Similar to SWP, Perkins V aims to enhance the quality of CTE programs, improve alignment with labor market needs, and increase opportunities for students to acquire the skills and knowledge necessary for success in the workforce. The legislation provides federal funding to states and local educational agencies to support CTE initiatives, with an emphasis on programs that prepare students for high-skill, high-wage occupations.

Key features of Perkins V include an increased focus on collaboration between educational institutions and employers, an emphasis on work-based learning experiences, and an emphasis on providing equitable access to CTE programs for all students, including those traditionally underrepresented, also known as "special populations" in these fields.

What are the Key Metrics for SWP and Perkins V?

Key metrics for the Strong Workforce Program (SWP) and Perkins V, as they pertain to CE initiatives, typically focus on assessing the effectiveness and impact of programs.
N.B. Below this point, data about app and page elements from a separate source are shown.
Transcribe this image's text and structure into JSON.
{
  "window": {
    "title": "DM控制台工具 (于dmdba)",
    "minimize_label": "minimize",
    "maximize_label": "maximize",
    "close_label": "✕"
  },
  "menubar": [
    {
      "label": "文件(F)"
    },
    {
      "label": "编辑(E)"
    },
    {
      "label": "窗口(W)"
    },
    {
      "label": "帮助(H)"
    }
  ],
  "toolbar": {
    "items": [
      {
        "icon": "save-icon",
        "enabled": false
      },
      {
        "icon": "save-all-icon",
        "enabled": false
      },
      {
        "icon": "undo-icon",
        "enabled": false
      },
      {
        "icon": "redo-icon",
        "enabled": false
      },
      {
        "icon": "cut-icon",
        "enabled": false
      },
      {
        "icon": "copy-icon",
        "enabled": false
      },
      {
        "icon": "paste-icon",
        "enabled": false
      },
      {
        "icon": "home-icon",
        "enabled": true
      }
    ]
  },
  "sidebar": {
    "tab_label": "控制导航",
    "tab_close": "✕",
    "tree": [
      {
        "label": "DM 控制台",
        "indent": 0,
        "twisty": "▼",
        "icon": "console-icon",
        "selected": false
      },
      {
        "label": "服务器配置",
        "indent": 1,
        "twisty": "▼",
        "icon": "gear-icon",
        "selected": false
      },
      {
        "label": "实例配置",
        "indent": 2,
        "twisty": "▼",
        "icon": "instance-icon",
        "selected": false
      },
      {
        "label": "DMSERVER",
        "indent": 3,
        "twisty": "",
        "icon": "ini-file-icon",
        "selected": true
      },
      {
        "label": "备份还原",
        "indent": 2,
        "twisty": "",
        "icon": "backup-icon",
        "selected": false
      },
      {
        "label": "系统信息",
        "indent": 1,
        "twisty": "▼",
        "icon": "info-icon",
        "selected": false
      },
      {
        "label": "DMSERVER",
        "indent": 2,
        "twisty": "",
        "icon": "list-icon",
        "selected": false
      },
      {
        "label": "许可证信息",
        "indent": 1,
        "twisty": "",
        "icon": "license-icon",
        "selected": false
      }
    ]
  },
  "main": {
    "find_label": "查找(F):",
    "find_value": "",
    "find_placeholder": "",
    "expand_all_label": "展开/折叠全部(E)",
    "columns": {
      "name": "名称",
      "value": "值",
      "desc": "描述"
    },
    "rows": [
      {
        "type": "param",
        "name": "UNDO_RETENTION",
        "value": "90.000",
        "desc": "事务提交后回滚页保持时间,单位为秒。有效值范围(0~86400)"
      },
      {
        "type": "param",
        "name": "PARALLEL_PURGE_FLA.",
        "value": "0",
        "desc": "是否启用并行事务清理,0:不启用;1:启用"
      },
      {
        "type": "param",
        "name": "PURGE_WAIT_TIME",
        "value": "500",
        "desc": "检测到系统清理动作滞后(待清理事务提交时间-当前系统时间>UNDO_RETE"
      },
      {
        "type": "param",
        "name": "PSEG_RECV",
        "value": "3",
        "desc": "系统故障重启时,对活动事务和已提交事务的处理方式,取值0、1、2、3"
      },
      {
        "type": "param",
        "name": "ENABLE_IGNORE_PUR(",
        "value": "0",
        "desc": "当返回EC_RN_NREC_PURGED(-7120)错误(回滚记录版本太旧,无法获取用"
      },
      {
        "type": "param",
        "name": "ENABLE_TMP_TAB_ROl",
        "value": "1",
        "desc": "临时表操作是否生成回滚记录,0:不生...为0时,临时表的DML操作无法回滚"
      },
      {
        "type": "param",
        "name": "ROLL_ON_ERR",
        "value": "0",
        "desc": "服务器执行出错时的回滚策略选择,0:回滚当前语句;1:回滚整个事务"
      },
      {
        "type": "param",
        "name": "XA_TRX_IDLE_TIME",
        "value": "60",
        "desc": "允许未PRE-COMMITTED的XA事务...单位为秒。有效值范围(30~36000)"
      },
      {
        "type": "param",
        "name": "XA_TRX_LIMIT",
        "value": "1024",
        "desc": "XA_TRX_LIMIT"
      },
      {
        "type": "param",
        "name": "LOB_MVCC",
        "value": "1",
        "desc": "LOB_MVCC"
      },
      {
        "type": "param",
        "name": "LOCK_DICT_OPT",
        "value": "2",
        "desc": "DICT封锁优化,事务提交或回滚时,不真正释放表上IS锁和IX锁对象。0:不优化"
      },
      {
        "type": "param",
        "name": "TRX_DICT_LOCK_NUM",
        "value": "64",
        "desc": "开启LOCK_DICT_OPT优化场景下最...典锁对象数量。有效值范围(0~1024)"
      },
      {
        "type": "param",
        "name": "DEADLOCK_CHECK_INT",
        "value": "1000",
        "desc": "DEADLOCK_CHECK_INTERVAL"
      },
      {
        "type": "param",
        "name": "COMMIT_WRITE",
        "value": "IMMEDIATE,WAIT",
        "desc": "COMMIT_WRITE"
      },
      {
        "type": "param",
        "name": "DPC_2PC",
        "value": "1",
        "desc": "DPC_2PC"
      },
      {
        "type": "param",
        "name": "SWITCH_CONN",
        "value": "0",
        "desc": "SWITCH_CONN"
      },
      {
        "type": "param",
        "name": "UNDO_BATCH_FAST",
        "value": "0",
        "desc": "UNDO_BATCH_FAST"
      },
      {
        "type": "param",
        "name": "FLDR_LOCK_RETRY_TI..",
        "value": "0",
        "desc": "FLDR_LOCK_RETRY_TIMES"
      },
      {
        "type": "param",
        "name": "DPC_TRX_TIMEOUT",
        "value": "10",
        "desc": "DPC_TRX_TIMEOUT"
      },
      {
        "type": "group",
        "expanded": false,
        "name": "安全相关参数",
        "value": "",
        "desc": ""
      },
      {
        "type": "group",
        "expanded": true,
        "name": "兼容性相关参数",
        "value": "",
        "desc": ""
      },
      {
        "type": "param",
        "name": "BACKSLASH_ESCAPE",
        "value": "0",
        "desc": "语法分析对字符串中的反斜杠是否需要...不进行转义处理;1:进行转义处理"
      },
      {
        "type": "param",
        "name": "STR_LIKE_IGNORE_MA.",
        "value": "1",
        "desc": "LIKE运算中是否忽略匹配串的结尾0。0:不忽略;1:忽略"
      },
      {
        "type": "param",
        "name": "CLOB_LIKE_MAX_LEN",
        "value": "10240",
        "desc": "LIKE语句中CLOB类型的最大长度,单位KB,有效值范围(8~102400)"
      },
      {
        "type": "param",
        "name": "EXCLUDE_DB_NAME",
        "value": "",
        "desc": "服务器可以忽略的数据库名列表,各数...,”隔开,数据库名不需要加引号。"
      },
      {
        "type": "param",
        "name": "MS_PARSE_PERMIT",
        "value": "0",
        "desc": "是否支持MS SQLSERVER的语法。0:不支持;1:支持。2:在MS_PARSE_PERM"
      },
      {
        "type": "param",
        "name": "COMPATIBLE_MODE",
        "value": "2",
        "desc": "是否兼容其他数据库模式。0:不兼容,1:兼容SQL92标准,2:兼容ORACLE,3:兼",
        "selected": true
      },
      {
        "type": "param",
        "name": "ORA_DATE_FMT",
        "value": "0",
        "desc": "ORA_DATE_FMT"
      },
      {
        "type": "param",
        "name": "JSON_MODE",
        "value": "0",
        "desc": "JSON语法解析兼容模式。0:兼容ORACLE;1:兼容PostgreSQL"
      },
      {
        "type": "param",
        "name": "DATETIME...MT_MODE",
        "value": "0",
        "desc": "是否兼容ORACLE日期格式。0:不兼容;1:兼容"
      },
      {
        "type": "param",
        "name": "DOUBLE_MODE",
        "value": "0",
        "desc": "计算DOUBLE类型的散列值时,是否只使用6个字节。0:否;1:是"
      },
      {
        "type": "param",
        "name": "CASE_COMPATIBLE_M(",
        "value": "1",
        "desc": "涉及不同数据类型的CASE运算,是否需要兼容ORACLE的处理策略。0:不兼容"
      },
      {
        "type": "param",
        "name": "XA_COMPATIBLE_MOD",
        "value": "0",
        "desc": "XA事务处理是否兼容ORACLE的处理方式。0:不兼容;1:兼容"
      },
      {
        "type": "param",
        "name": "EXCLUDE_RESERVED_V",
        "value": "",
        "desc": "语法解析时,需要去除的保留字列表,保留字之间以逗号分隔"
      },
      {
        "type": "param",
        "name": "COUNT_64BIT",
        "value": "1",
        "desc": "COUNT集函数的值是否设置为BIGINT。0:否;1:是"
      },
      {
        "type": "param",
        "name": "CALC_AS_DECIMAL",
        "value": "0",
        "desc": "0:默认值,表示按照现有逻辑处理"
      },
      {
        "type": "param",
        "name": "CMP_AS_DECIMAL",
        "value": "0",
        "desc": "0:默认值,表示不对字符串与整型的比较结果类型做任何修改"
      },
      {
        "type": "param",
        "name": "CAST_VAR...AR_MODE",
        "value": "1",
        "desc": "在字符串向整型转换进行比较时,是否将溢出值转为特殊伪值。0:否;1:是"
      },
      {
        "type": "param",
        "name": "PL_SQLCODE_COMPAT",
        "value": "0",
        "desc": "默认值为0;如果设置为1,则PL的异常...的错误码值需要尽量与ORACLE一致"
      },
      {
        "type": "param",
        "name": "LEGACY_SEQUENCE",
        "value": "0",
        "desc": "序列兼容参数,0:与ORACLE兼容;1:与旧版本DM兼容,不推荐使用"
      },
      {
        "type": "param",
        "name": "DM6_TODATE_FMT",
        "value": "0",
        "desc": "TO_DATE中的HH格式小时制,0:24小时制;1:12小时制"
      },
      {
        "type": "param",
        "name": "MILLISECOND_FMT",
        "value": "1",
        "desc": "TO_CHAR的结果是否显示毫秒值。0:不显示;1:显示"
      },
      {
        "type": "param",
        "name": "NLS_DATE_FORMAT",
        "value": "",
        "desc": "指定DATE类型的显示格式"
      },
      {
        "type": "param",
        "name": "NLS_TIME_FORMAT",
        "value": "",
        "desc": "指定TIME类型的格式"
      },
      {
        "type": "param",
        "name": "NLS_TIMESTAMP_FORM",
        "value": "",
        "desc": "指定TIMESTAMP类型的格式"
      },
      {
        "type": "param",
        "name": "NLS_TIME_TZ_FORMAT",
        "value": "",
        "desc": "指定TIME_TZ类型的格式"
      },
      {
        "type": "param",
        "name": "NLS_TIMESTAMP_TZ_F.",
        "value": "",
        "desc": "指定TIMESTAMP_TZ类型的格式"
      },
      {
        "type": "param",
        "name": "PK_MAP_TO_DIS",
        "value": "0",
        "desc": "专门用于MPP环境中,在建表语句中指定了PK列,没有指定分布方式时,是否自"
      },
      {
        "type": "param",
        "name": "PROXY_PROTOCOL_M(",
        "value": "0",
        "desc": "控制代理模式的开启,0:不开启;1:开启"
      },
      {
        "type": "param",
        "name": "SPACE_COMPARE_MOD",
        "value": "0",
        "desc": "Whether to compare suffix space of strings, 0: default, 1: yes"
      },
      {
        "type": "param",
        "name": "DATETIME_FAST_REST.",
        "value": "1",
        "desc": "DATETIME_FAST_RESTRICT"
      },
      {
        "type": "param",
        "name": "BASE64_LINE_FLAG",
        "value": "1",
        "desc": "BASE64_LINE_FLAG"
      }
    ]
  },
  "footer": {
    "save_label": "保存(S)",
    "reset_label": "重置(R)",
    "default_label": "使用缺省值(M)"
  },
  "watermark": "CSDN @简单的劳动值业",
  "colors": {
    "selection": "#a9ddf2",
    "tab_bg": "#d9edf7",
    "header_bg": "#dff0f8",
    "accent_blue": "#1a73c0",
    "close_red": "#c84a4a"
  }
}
Common key metrics associated with SWP and Perkins V are as follows:

Student Outcomes

  • Completion rates: The percentage of CE students who successfully earn AA/AS/AA-T/AS-T degrees and certificates.
  • Credential attainment: The number of students who earn industry-recognized certifications or credentials.
  • Placement rates: The percentage of CE graduates who secure employment or continue their education within a specified period.

Program Quality

  • Program alignment: The extent to which CE programs align with industry needs and labor market demands.
  • Program completion rates: The percentage of students who complete their CE programs within a reasonable timeframe. A minimum of 9+ units in a CE pathway is encouraged.
  • Increased enrollment: The number of unique enrollments in CE pathways.

Equity and Access

  • Participation rates: The representation of various demographic groups in CE programs, ensuring equitable access for all students.
  • Closing achievement gaps: Metrics that assess progress in reducing disparities in CE outcomes among different student populations.

Work-Based Learning

  • Internship and apprenticeship participation: The number of students engaged in work-based learning experiences.

Labor Market Outcomes

  • Earnings and wage growth: Tracking the income levels and wage growth of CE program graduates in the workforce. A target for CSM is ensuring a living wage, at a minimum.
  • Industry placement: The percentage of graduates who secure employment in their field of study.

Examples of SWP & Perkins V Investments at College of San Mateo

Investments include:

  • Program enhancements leading to in-demand skill attainment for students in Fire Technology, Dental Assisting, Fitness Instructor, Nursing, and Digital Media;
  • New program development including Business Analytics, Public & Nonprofit Administration, International Business, Entrepreneurship & Small Business, and Commercial Music;
  • Support for dual enrollment efforts with feeder high schools across various CE pathways;
  • Regional CE marketing campaigns

Examples of previously funded projects

How Can I Access SWP & Perkins V Resources for My CE Program?

College of San Mateo offers opportunities throughout each academic year for faculty to submit resource request proposals for their respective programs. Traditionally, the college solicits proposals for Perkins V resources each spring semester, and SWP proposals each fall semester. Proposals must be reviewed and approved by division deans before submission. Once submitted, proposals are forwarded to a review team to be assessed for alignment with Strong Workforce Program and/or Perkins V metrics and CSM's mission and Education Master Plan (EMP). Approved proposals are then presented to the college's executive leadership team for final review and approval.

Spring 2024 Semester Key Dates

  • February 23: Perkins V Resource Request application opens
  • February 28: Perkins V Information Session #1 (RSVP)
  • March 8: Perkins V Information Session #2 (RSVP)
  • April 5: Application period closes at 11:59 pm
  • April 19: Review team advances proposals to executive leadership
  • April 24: Executive leadership reviews & approves proposals
  • May 1: Awardees announced